By Curt Yeomans
The Clayton County Board of Education upheld the recommendation of its ethics commission Monday to remove board member Michael King from office for representing a teacher in a lawsuit against the school system while he was sitting on the school board.
King's removal was the first test of the commission's authority to enforce the school board's ethics policy, and the board members voted 6-3 to side with their ethics watchdogs. King and board members Jessie Goree and Trinia Garrett were the dissenting voices in the vote.
Even though board Chairperson Alieka Anderson asked the commission last November to review King's representation of former Mt. Zion High School teacher Lakeetra Mason in a wrongful termination lawsuit against the district, King, an attorney, said he was still surprised by his ouster.
"I thought they were ready to move forward in terms of their roles and responsibilities, but I guess they are not," King said.
Under the state law which created the ethics commission, King has 10 days to file an appeal with Clayton County Superior Court, or the board's decision will become final. King has already filed a motion in superior court seeking declaratory judgment on the constitutionality of the law which created the commission, but he said Monday he also plans to appeal the board's decision.
King began representing Mason before he took office in August 2008, but he did not recuse himself in the case. When board members were given conflict-of-interest affidavits to sign in September, King crossed out the word "not" when board members were asked to swear they did not have a conflict of interest.

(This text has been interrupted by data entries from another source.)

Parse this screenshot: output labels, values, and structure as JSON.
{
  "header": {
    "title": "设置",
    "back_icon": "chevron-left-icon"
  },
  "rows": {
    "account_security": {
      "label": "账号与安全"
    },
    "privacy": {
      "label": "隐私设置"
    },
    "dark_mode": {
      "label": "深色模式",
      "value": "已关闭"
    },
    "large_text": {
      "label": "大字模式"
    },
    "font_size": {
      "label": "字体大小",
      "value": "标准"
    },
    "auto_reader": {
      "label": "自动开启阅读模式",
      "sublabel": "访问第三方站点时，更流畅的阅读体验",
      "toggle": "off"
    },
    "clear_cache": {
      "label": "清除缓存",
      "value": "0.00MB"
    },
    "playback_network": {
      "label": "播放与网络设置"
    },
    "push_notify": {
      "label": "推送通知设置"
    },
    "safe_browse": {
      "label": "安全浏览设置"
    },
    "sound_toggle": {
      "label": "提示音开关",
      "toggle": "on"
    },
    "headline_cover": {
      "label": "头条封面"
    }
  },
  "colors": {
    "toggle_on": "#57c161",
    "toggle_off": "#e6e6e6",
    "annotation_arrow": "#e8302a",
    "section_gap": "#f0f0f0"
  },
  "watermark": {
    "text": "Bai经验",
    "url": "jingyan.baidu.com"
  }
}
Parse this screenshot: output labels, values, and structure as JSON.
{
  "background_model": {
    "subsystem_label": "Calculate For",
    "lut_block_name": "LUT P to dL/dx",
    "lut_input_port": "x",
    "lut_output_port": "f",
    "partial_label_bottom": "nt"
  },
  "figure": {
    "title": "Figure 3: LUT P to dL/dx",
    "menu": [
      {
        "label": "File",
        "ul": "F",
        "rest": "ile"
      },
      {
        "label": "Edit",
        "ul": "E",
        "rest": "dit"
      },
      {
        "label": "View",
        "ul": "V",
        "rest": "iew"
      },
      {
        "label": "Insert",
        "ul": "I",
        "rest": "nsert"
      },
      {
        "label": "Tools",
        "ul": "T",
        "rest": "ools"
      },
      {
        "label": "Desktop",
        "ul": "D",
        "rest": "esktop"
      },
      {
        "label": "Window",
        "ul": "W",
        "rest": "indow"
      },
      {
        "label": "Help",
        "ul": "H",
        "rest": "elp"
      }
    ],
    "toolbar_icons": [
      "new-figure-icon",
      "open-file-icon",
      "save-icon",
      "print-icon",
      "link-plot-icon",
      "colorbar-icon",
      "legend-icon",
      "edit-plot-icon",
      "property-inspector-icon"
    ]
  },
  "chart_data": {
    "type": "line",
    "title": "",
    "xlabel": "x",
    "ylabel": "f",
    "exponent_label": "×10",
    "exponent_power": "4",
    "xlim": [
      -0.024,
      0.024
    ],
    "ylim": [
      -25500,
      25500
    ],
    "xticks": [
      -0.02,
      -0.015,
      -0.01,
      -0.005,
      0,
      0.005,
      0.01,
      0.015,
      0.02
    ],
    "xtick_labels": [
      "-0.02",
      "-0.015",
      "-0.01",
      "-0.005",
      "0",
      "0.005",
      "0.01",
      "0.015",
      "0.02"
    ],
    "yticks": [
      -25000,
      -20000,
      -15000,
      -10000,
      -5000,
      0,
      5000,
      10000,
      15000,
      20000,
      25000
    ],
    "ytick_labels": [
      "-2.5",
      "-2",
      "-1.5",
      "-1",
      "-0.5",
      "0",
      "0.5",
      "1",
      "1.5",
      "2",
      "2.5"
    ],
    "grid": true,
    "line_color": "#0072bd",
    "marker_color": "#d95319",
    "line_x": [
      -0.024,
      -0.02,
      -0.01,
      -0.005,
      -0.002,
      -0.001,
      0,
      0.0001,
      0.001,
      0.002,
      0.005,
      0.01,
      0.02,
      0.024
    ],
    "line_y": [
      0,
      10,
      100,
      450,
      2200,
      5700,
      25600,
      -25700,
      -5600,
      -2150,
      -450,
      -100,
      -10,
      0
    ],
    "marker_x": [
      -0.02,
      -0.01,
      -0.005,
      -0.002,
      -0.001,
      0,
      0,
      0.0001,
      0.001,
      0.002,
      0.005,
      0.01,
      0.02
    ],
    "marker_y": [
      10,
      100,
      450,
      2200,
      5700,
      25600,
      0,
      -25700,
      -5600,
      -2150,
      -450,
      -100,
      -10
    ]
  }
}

King said that was his notification to the school system that he was representing Mason. School system General Counsel Julie Lewis discovered King was Mason's attorney when new documents in the case were sent to her office. School system officials complained that he never explained the intent behind the editing. As a result, the board censured King in October.
Anderson said little about the board's decision after the vote, only that King's removal from office was simply a matter of board members doing what the ethics commission decided was appropriate.
"At this point, the board has rendered its decision to uphold the ethics commission's decision to remove Mr. King, and we are moving forward," Anderson said.